» **MATERIAL TO PROCESS**:
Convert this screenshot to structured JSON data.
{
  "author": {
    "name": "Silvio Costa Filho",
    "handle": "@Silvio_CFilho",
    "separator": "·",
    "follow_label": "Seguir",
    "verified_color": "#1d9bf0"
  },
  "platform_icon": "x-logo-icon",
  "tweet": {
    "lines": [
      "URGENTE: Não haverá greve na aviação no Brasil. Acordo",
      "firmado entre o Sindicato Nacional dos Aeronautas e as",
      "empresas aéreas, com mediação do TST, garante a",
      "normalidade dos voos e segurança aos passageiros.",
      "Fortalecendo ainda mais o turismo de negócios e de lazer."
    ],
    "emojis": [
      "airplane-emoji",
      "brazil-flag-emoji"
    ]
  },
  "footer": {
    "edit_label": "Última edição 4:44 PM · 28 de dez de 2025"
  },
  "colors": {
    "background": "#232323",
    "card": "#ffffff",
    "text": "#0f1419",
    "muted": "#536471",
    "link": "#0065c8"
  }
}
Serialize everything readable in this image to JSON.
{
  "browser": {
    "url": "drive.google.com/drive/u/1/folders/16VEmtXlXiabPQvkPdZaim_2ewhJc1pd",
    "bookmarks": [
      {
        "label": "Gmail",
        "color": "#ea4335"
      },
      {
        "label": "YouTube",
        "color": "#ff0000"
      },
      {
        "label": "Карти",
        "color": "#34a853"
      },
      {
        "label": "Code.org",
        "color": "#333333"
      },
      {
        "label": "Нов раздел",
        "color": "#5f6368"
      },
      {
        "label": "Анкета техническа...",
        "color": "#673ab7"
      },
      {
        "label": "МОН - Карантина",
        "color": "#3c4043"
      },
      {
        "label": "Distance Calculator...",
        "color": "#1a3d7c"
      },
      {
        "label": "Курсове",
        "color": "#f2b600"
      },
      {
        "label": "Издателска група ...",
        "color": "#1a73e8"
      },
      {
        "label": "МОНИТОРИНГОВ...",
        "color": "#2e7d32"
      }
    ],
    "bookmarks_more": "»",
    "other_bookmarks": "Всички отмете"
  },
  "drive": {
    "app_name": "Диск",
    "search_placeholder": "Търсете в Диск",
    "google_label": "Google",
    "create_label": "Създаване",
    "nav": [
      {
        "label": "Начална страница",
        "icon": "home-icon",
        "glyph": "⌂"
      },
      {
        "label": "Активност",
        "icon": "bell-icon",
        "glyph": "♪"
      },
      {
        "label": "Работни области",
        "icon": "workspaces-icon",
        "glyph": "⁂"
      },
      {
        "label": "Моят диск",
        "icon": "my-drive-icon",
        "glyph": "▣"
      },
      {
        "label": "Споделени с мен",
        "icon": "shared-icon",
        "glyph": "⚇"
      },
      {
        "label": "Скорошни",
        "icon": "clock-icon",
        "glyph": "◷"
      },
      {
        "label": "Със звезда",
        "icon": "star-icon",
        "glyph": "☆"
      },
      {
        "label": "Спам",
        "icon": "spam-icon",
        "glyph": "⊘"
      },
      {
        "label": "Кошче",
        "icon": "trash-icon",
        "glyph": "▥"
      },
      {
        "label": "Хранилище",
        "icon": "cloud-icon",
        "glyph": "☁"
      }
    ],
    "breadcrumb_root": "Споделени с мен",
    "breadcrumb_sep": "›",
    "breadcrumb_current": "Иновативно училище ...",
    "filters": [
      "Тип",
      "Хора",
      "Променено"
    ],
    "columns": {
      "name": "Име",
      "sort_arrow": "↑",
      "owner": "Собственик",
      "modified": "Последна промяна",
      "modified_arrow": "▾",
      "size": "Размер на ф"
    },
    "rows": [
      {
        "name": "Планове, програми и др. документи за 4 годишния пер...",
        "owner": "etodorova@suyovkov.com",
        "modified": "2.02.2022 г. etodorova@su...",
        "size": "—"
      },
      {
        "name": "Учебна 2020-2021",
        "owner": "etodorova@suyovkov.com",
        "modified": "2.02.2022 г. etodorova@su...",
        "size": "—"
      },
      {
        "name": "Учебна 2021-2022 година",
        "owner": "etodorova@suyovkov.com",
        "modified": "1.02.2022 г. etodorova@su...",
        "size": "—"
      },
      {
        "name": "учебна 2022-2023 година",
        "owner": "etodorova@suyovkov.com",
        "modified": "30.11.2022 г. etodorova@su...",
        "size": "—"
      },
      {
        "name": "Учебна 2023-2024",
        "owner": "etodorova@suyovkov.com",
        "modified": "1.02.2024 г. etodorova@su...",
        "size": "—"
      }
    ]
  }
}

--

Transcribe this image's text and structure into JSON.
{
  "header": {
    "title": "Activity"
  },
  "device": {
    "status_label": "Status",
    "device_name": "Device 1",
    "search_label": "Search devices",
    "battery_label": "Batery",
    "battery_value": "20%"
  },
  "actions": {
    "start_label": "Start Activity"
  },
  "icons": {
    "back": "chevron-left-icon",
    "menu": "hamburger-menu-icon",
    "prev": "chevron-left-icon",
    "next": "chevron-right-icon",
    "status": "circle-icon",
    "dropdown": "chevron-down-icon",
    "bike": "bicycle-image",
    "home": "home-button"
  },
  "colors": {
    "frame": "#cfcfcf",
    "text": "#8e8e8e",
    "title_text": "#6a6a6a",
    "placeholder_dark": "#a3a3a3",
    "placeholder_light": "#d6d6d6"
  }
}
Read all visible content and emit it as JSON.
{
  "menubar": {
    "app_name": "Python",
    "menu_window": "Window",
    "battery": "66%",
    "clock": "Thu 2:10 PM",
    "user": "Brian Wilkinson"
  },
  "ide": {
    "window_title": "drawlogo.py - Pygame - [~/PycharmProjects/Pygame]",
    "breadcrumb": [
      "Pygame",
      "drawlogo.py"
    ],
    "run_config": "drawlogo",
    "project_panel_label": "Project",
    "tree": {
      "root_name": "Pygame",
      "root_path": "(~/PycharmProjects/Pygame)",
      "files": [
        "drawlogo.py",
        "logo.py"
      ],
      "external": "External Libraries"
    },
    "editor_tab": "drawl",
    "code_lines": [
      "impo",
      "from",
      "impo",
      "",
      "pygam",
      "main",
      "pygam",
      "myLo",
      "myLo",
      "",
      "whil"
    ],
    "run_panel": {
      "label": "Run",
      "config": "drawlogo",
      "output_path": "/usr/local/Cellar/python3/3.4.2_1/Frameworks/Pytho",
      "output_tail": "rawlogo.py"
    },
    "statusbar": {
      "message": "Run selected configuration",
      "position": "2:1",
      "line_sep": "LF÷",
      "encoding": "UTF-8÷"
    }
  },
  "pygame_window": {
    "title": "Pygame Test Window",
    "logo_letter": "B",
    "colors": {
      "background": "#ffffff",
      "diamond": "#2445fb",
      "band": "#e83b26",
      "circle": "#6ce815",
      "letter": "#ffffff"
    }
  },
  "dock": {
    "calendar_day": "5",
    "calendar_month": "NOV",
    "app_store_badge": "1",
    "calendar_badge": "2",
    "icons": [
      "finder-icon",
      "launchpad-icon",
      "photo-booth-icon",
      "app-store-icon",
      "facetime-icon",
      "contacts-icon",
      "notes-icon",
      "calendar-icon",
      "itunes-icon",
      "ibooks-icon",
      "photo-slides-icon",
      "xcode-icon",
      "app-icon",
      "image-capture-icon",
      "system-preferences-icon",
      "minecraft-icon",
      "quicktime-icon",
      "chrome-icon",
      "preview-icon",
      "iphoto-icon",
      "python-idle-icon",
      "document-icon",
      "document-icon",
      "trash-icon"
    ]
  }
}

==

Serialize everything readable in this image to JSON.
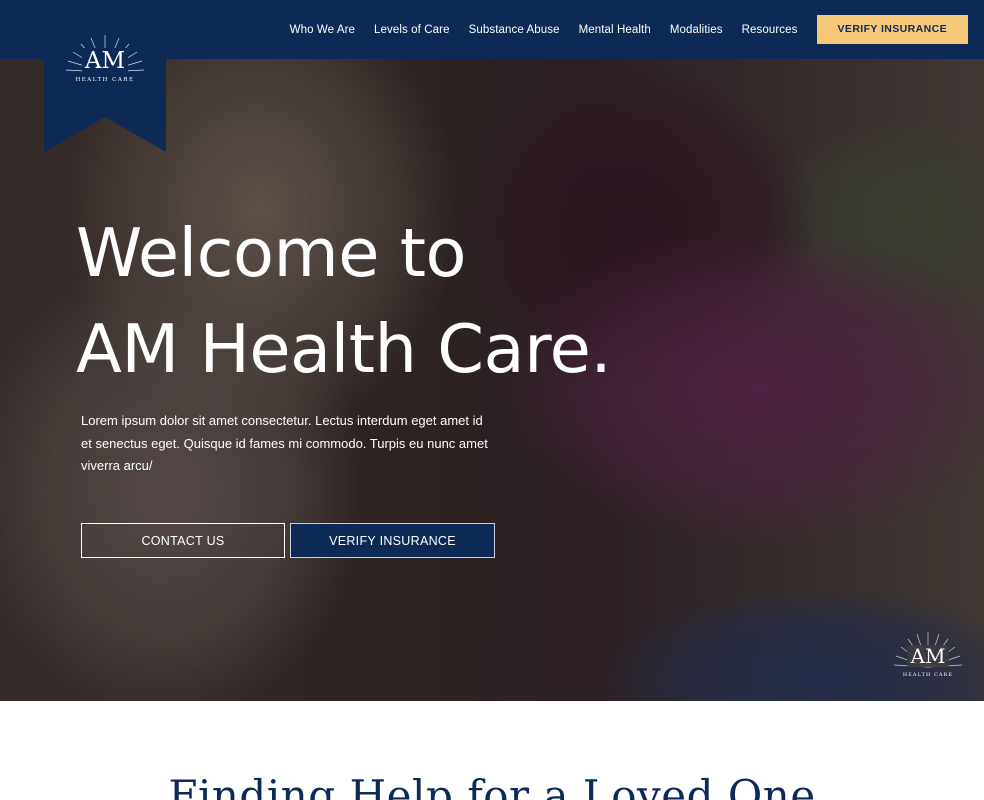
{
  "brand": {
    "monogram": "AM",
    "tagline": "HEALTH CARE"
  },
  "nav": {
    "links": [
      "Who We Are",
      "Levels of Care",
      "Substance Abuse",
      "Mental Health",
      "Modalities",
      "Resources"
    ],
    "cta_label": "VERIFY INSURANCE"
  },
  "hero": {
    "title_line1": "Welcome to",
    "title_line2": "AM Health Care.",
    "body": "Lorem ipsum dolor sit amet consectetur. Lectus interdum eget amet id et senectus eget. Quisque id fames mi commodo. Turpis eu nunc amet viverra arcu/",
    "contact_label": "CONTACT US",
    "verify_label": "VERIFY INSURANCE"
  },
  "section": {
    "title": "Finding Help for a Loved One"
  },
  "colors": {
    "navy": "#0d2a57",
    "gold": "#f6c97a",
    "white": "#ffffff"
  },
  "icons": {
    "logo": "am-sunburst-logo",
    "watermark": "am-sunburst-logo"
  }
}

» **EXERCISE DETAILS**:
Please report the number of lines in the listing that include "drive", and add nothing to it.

» **EXERCISE SOLUTION**:
3